Most ATL classes are template based. ATL is shipped as a set of source files. To use ATL classes, we include ATL's *.h and *.cpp files
in our project. For basic ATL projects, the core files we use are atlbase.h and atlcom.h. ATL files can be found in the Visual C++ ATL\include and ATL\src directories.
ATL provides built-in support for COM servers, class factories, and
. The general idea behind using ATL is to plug
your application classes into the ATL class hierarchy. You add one C++ class for each COM object in a server. Following are brief summaries of ATL core classes.
provides support for COM server functionality. It provides methods to register and unregister COM objects,
check server lock and references counts, and get class objects. All ATL-based programs have a global instance of
(or a class derived from it) called
. These methods call into internal methods in
(and its base class,
) provides an internal data-driven implementation of
, called from
provides a data-driven implementation of
An interesting feature of ATL is that your application classes are not the most derived classes! An instance of CComObject
derives from your class.
Normally, we do not manually code required in-process server functions (for example,
DllGetClassObject) or our COM object implementation classes.
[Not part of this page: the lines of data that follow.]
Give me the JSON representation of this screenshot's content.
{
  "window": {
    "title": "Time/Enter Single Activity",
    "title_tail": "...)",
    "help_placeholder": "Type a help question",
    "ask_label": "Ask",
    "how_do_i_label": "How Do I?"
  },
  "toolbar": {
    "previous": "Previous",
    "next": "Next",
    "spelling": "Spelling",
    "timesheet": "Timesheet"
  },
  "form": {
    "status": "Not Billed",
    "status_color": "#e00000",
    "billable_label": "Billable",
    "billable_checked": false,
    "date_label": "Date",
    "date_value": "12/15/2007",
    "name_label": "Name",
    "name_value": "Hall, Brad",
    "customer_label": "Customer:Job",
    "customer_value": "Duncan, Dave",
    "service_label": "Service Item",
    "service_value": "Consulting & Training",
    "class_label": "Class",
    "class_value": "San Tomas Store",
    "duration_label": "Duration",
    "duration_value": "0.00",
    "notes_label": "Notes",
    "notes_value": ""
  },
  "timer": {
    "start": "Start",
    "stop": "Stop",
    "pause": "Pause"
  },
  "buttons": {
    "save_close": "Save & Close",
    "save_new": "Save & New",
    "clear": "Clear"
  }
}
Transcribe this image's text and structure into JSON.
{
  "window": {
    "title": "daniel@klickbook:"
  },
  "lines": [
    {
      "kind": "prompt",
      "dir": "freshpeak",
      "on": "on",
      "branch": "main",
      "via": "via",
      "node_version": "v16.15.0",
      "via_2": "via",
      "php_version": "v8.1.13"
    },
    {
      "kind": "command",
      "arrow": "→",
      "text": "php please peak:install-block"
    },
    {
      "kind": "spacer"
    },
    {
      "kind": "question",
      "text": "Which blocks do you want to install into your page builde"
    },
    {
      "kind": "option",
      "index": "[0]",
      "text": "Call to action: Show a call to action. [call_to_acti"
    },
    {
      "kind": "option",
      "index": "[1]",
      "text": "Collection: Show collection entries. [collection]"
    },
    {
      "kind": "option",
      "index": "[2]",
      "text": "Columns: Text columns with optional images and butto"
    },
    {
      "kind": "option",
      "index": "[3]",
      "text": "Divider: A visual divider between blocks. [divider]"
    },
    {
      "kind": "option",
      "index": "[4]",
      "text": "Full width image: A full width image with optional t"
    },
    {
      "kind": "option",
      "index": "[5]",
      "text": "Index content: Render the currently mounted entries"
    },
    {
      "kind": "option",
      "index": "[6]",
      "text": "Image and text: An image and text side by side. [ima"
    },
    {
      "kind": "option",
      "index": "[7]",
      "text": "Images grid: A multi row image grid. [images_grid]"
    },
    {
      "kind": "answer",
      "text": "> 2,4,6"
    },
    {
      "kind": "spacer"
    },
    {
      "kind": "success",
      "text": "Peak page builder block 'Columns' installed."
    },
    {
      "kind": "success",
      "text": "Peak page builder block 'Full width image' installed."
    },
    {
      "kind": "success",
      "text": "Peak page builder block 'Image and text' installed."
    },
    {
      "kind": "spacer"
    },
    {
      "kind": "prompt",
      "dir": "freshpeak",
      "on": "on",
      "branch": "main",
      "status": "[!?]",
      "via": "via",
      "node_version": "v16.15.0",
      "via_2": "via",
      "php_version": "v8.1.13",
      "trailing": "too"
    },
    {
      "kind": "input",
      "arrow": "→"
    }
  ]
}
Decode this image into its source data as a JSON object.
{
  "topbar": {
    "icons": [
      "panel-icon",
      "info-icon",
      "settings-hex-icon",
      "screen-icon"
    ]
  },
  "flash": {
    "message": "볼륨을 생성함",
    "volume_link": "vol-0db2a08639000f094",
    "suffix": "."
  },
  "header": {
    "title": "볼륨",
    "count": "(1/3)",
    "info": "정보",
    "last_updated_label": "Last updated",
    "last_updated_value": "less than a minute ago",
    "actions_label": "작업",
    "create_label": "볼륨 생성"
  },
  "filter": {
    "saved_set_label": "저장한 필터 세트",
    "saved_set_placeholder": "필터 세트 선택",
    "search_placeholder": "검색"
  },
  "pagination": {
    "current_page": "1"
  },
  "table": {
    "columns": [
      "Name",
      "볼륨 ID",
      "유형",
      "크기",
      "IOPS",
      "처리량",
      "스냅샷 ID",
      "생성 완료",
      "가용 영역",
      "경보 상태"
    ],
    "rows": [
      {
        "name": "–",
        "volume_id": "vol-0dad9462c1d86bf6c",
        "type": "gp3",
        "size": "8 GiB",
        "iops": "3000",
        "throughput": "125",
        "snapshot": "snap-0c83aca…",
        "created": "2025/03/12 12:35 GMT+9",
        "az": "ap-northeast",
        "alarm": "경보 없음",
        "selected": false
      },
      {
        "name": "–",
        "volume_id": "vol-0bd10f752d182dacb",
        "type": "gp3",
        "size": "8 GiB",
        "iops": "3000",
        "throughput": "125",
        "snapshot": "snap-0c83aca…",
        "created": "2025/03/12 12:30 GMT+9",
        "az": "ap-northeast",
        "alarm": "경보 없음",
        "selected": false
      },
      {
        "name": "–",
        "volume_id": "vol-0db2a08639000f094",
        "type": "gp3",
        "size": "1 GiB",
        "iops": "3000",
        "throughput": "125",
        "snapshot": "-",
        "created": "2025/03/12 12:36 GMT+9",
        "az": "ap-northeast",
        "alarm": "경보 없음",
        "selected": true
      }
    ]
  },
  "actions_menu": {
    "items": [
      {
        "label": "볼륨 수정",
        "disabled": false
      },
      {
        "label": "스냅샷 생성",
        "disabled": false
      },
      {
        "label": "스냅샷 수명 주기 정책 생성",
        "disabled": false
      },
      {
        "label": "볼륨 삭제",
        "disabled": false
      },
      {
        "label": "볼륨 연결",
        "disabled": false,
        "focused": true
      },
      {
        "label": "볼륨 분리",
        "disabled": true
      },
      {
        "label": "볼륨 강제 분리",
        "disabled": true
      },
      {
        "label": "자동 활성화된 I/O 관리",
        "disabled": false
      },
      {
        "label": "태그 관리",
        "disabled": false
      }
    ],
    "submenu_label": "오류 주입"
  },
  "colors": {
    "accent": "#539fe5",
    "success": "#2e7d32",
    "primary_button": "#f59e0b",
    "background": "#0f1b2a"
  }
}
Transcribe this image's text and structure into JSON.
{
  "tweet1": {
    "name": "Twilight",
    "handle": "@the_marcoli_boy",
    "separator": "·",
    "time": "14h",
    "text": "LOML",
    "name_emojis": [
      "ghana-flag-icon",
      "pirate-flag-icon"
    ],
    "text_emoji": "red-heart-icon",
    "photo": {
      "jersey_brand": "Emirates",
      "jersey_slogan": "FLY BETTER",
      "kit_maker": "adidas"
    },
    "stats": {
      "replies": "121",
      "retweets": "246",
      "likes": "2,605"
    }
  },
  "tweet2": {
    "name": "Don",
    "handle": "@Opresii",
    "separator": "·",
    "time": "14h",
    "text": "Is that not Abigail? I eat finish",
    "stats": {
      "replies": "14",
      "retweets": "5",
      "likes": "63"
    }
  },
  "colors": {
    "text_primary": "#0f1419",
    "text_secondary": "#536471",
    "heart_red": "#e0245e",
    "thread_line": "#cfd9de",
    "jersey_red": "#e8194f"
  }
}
Instead, we use the ATL COM AppWizard to generate a skeleton server and add our COM implementation classes using Visual C++ tools. This is the topic of the next lesson.